  10. 1 2 Henneberg 1994.
  11. 1 2 Mia Fuller (2007), Moderns abroad: architecture, cities, and Italian imperialism , London: Routledge, ISBN   9780415194631, 0415194636
  12. Il Duce in Libia (in Italian). 1938.
  13. Charles Burdett (2007), Journeys Through Fascism: Italian Travel-Writing between the Wars, Berghahn Books, ISBN   9781571815408, OL   12202623M, 1571815406
  14. Harrison 1967.
  15. "Population of capital cities and cities of 100,000 and more inhabitants". Demographic Yearbook 1965. New York: Statistical Office of the United Nations. 1966.
  16. United Nations Department for Economic and Social Information and Policy Analysis, Statistics Division (1997). "Population of capital cities and cities of 100,000 and more inhabitants". 1995 Demographic Yearbook. New York. pp. 262–321.{{cite book}}: |author= has generic name (help)
  17. Sweco; Nordic Consulting Group (2003), Review of the Implementation Status of the Trans African Highways and the Missing Links (PDF), vol. 2: Description of Corridors, African Development Bank and United Nations Economic Commission for Africa
  18. The State of African Cities 2014. United Nations Human Settlements Programme. 2015-09-10. ISBN   978-92-1-132598-0. Archived from the original on 2014-09-10.

This article incorporates information from the Italian Wikipedia.
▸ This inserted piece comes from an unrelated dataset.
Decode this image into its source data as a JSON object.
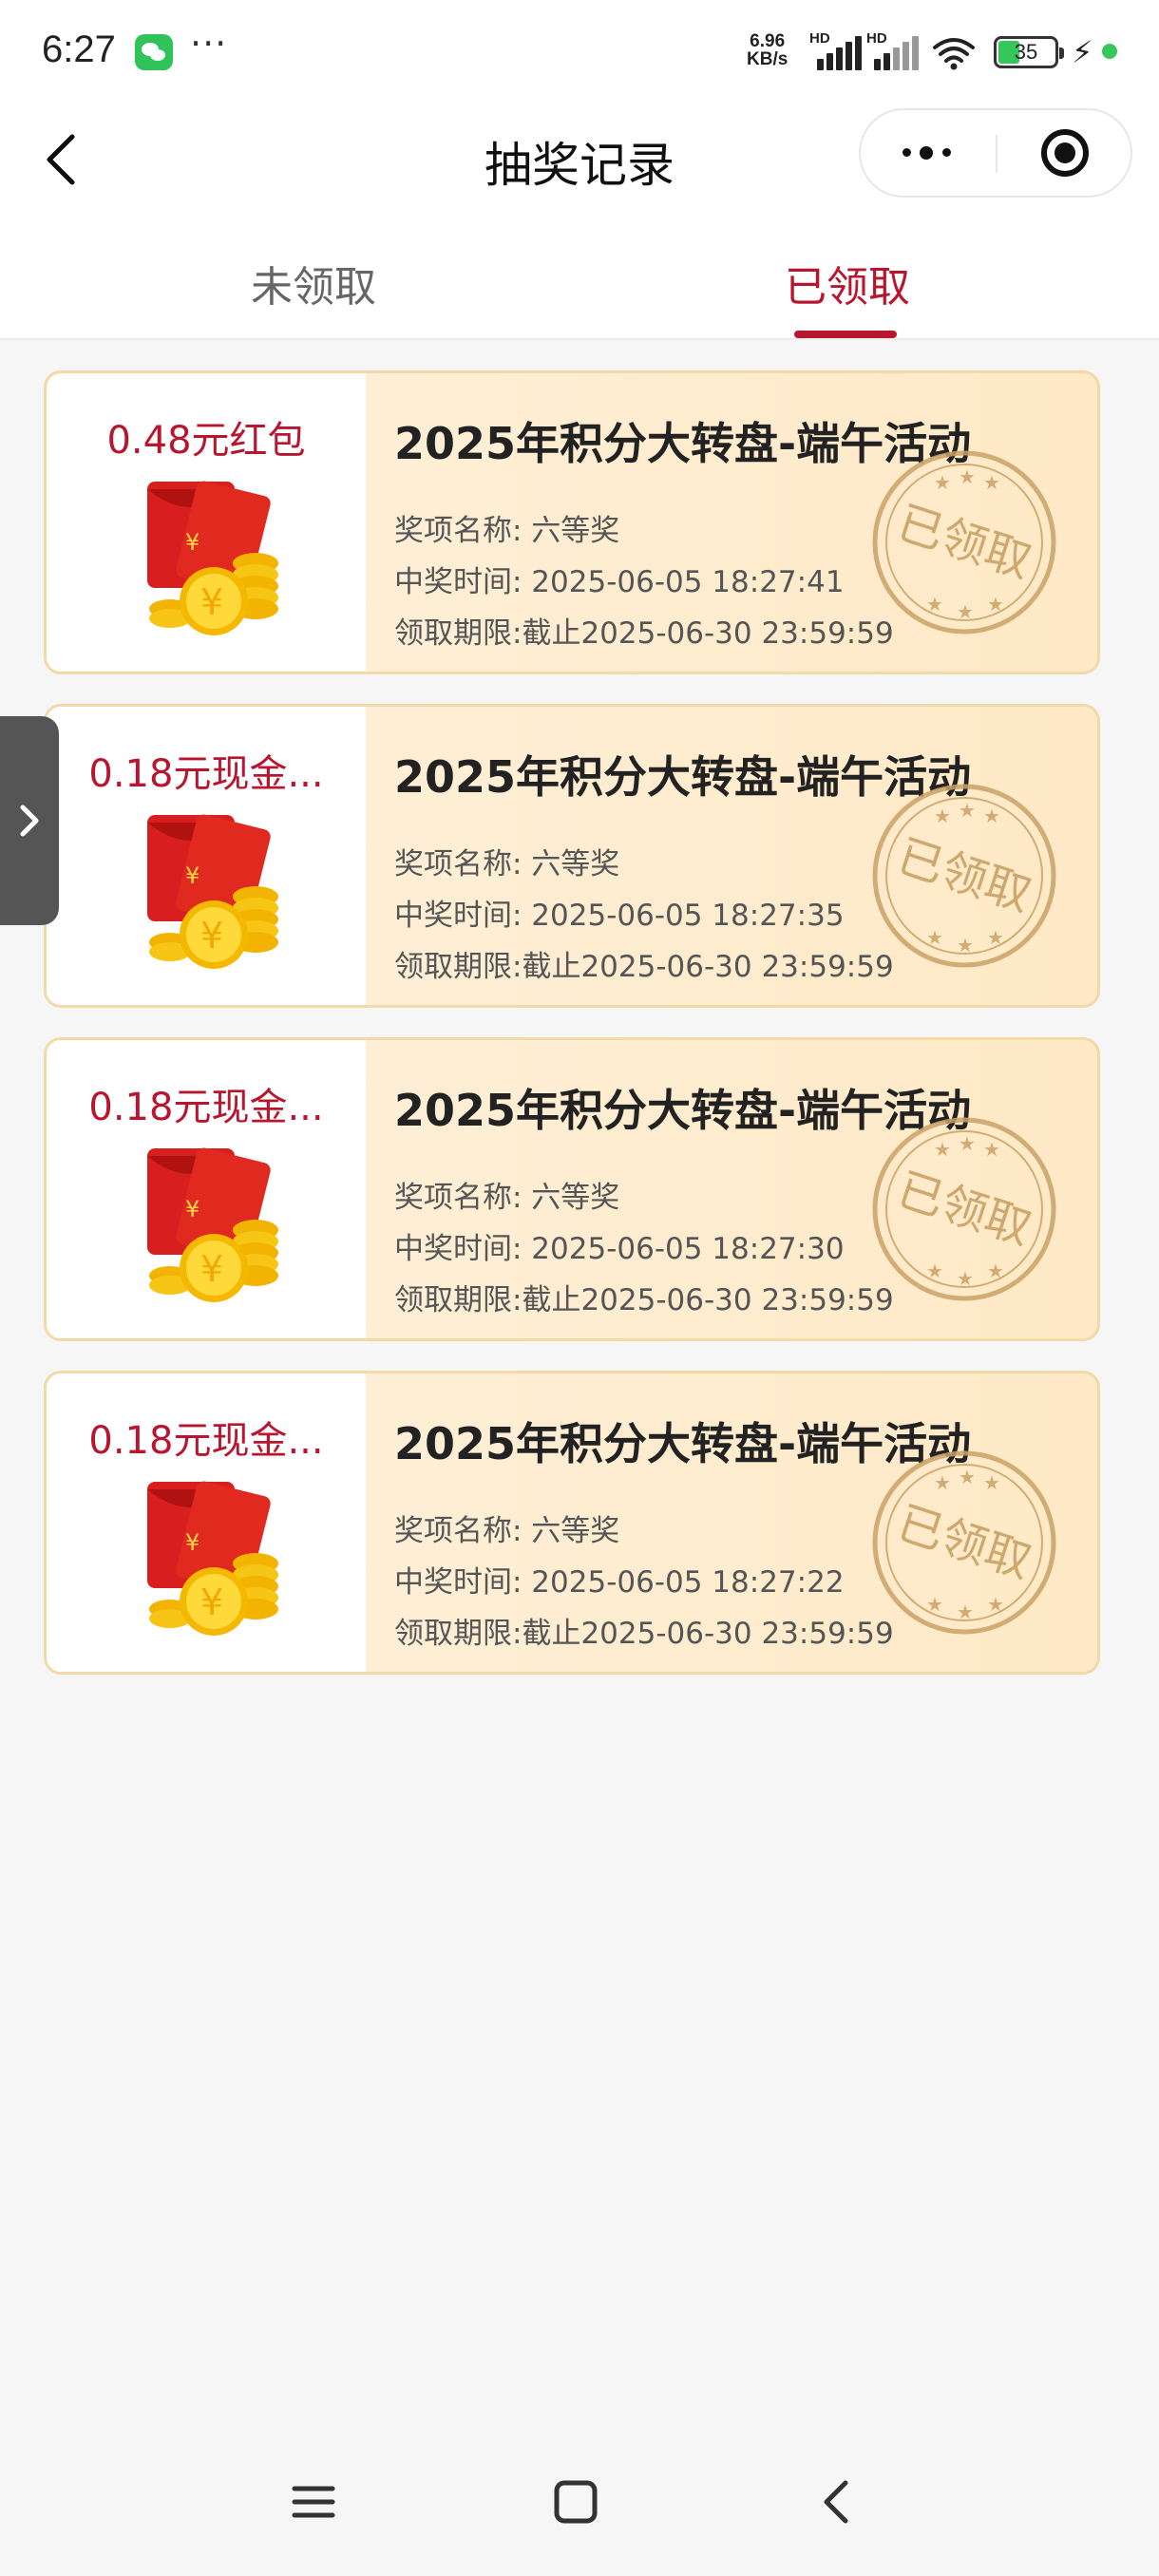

Published in 19th century
Published in 20th century
Published in 21st century